What Are My Rights?
Summary of Rights of Persons with Intellectual Disabilities or Autism
(Based on 34-B MRSA Section 5601-5608)
There is a state law that says people with Intellectual Disabilities or Autism have certain rights. There are some things you have the right to do, and some things people cannot do to you or make you do.
It is important for you to know what your rights are so you can speak up for what you want, and help speak up for other people too. Only your guardian can change these rights for you, and then only sometimes. If you aren't sure what your rights are, ask! You can ask a supporter, your caseworker or the advocate. You can call the advocate in Portland at 822-0270.
Here is a summary of the law. If you would like to see the whole law, please ask and we will give you a copy and help you understand it.
- You have a right to be treated with respect and dignity.
- You have the same rights as all other citizens of the state and the country, unless the court has said you do not.
- You have the right to privacy and to be treated humanely.
- No one can abuse you, keep you away from things you need, or take advantage of you.
- You have the right to be told what the rules are where you live and where you work.
- You need to be told what will happen if you break the rules.
- You can help to make the rules.
- You have the right to freedom of religion.
- You may go to the church you want and pray if you-want.
- No one can make you go to a church if you don't want to.
- You have a right to communication.
- You can receive your own mail. No one can read your mail unless you say it's okay. No one can stop you from writing or mailing letters.
- You can use the telephone to call anyone you want. Nobody can listen to your phone calls unless you say it's okay. You cannot make calls you can't pay for.

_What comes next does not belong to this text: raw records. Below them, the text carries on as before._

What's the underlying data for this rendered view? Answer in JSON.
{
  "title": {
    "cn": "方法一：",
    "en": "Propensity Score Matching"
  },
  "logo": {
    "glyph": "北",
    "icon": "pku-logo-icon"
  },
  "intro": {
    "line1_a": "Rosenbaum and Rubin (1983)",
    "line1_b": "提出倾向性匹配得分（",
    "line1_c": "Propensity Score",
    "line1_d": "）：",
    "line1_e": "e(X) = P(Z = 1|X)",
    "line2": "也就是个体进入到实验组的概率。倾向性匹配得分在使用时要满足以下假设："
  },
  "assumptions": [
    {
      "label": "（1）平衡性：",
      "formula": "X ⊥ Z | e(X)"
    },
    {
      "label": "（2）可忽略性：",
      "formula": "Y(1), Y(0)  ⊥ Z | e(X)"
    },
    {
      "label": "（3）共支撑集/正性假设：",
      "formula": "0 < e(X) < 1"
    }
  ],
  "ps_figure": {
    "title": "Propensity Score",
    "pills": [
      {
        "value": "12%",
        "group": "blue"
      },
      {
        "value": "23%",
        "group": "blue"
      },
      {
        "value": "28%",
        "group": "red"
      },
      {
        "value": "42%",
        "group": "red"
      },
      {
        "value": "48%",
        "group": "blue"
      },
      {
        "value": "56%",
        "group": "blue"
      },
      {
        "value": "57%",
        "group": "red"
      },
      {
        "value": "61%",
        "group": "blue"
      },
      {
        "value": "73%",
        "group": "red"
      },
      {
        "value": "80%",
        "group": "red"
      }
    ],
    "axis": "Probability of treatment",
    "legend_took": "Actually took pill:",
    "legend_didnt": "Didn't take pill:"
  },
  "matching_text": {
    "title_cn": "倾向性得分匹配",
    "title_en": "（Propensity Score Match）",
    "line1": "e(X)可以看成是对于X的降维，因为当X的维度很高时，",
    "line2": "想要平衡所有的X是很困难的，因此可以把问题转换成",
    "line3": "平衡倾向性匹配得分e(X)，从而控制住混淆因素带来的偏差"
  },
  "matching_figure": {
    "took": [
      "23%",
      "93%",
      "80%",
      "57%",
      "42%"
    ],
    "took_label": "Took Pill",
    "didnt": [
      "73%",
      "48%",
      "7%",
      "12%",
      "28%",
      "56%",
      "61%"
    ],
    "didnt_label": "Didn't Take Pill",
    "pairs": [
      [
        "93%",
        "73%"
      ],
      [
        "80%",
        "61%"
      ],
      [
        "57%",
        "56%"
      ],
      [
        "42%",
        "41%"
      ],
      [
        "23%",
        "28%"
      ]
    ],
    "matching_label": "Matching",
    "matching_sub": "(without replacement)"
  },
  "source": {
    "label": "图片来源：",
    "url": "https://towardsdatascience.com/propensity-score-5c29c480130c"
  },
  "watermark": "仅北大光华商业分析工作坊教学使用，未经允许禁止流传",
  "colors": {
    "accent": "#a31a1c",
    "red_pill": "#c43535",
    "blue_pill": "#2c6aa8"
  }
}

- You can have visitors. No one can hang around when you have visitors unless you say it's okay. No one can make you have visitors you don't want to have.
- You have a right to look for a job.
- You have a right to be paid for work you do.
- You have a right not to be denied a job because of your disability.
- You have a right to vote.
- If you need help, you may choose someone to go into the voting booth with you.
- You don't have to tell anyone who you voted for unless you want to.
- You have a right to your things.
- No one can take your things away from you, unless you are going to hurt someone with them. There are rules about when they can be taken away and for how long.
- You have a right to be active in the community and have access to places where you can get exercise.
- including the use of available indoor and outdoor facilities and equipment.
- You have a right to choose or decline social activities.
- This includes changing your schedule
- Social interaction with others such as who you choose to talk to
- Where you choose to sit
- You have a right to nutritious food.
- If someone fixes your meals, you have a right to be given enough healthy food to eat.
- No one can make you miss a meal to punish you.
- You have a right to medical treatment.
- You can see a doctor, psychiatrist, counselor or a dentist. You can ask them to explain what they are going to do so you can understand it.
- You have a right to refuse treatment you don't want.
- You have a right to be free from forced sterilization.
- Even your guardian cannot force you to be sterilized unless you agree or the court says you have to.
- You have a right to be free from restraint.
- No one can give you medicine to punish you or just to make you sleepy or quiet.
- No one may hit you or hurt you.
- No one may lock you alone in a room.
- No one may hold you with force or tie you up to stop you from doing something, unless you are going to hurt yourself or someone else. Even then, there are rules about how they can touch you.
- You have a right to Behavioral support, modification, and management.
- Including Therapeutic devices or interventions